Secretary of State for Energy & Climate Change v. Friends of the Earth & Others
Jurisdiction: United Kingdom
Side A: Secretary of State for Energy and Climate Change (Government)
Side B: Friends of the Earth & Ors. (Ngo)
The Secretary of State appealed a parlimentary decision that a proposed modification to a law conducted was unlawful.

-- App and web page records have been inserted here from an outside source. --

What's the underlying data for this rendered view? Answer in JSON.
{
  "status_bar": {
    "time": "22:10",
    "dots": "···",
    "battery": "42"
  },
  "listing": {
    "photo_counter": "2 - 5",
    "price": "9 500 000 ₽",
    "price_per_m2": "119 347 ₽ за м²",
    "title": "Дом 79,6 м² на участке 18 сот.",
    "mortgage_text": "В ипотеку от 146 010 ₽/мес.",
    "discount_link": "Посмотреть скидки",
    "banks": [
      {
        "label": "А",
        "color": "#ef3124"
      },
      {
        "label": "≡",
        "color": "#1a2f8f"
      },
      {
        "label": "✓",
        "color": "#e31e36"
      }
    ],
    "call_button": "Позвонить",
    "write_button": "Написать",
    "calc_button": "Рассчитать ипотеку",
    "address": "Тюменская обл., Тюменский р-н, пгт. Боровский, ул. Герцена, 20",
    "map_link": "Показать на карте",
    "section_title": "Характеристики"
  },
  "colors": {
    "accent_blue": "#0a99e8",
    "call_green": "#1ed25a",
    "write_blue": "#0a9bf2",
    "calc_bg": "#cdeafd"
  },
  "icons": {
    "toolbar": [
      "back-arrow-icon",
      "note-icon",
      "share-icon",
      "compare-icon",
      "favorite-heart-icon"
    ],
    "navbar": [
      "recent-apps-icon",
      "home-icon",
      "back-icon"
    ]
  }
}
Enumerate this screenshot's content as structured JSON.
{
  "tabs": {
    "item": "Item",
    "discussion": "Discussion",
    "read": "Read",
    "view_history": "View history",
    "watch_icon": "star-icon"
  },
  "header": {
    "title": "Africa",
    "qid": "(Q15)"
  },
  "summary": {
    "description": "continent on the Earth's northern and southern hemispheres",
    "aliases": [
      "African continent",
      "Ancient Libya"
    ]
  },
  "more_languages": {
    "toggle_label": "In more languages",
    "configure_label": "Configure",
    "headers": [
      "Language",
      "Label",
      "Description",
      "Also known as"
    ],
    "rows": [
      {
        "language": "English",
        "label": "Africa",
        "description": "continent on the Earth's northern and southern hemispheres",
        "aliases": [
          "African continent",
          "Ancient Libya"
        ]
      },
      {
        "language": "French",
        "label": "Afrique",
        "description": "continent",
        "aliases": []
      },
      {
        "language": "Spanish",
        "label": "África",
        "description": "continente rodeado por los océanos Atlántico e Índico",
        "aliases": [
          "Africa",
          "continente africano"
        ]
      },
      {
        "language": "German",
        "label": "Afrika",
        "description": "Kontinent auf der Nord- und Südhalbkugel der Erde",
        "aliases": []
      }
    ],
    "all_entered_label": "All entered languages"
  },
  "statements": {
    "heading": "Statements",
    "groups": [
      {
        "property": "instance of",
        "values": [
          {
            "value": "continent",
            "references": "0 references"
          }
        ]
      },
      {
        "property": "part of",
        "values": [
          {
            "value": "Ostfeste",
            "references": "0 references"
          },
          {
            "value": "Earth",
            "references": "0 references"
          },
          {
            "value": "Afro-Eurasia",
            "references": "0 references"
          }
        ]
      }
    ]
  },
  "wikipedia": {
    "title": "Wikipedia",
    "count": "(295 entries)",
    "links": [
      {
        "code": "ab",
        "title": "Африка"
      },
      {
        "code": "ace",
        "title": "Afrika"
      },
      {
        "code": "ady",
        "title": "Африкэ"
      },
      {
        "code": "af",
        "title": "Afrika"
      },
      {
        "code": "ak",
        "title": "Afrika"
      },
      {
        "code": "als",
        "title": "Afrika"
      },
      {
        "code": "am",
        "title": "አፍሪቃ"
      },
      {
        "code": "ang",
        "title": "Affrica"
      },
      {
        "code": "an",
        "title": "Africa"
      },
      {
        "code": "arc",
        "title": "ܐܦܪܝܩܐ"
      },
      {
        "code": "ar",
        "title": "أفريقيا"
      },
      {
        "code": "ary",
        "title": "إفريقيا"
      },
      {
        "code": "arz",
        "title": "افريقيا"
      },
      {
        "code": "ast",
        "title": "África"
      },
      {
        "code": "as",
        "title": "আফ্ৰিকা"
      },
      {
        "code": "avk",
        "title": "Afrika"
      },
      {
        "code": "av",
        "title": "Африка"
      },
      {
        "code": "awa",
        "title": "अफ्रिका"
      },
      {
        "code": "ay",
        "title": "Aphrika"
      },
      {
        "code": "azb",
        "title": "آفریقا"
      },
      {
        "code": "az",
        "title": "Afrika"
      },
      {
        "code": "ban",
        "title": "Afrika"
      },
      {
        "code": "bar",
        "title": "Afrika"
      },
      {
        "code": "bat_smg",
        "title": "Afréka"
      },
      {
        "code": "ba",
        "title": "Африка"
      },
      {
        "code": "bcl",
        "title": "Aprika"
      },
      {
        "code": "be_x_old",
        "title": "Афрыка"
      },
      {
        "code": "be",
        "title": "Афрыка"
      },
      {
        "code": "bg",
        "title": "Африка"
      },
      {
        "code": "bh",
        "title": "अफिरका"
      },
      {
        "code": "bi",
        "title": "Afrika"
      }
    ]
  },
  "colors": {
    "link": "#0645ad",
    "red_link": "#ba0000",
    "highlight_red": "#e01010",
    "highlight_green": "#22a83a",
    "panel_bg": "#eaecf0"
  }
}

In April 2010, the secretary of state for energy and climate change introduced a scheme to encourage the installation of generators for small-scale, low-carbon electricity generation (the scheme), including solar panels. The scheme required licensed electricity suppliers to pay a sum of money per kilowatt-hour of electricity generated by such systems to the installer (the feed-in tariff). The original feed-in tariff was to be fixed for 25 years, subject to the Retail Prices Index (RPI). The scheme was established and came into effect pursuant to the Feed-in Tariffs (Specified Maximum Capacity and Functions Order) 2010, SI 2010/678 and by amendments to the standard licence conditions issued to electricity suppliers. The procedure for making modifications to the licence conditions in relation to the scheme was contained in section 42 of the Energy Act 2008. In October 2011, the secretary of state issued a consultation paper. The consultation period was due to expire on 23 December. The consultation paper proposed a reduction in the feed-in tariff payable for electricity generated by small solar systems. The proposed new tariffs were to come into force from 1 April 2012 (the reference date). The new tariff was also to apply to installations installed and certified on or before 12 December 2011. Therefore those installations would only receive the current tariff until 1 April 2012. The secretary of state's assessment of impact showed a potential reduction in uptake of small solar systems of 70% between 12 December 2011 and 1 April 2012. The claimants applied for judicial review of the proposal. The judge found that the scheme did not evince an intention on behalf of parliament to allow the secretary of state to make the proposed modification, and held that that modification was therefore unlawful. The secretary of state appealed. The issue was whether the judge had erred. Consideration was given to section 41 of the 2008 act. The appeal would be dismissed. The concept of a rate of payment fixed during the period of generation by reference to the date the installation became eligible for payment had been fundamental to the scheme. It had provided an assurance as to the rate of return to an owner who paid a capital sum before the installation coming into operation, subject to an adjustment in accordance with the RPI. That the scheme had provided for a fixed rate of return during the period of generation was a critical consideration. The structure of the scheme had fixed the rate by reference to the year the installation had became eligible for payment. It had not provided for a rate which might fluctuate according to the yearly decisions of the secretary of state, irrespective of the year when the installation became eligible. It was not possible to recognise in the standard licence conditions or elsewhere a scheme in which the tariffs might have varied, without regard to the date when the installation became eligible and without any indication within the scheme of what amount the owner of the installation might have received, or as to how it had to be calculated. The scheme had provided for a predetermined rate, not such rate as from time to time might have been determined. In those circumstances, a modification of the feed-in tariff payment rate, in respect of installations which had become eligible before the modification, would have a retrospective effect. Because the scheme had fixed a rate by reference to the year the installation had become eligible, reduction of that rate (apart from fluctuations in the RPI) would have had a retrospective effect. Therefore, such legislation would only have been valid if the empowering provision contained in section 41 of the 2008 act had authorised such an effect. However, on a proper construction, section 41 of the 2008 act contained no power to introduce a modification which reduced a fixed rate by reference to an installation becoming eligible before the modification. Accordingly, the secretary of state had had no power to make that modification.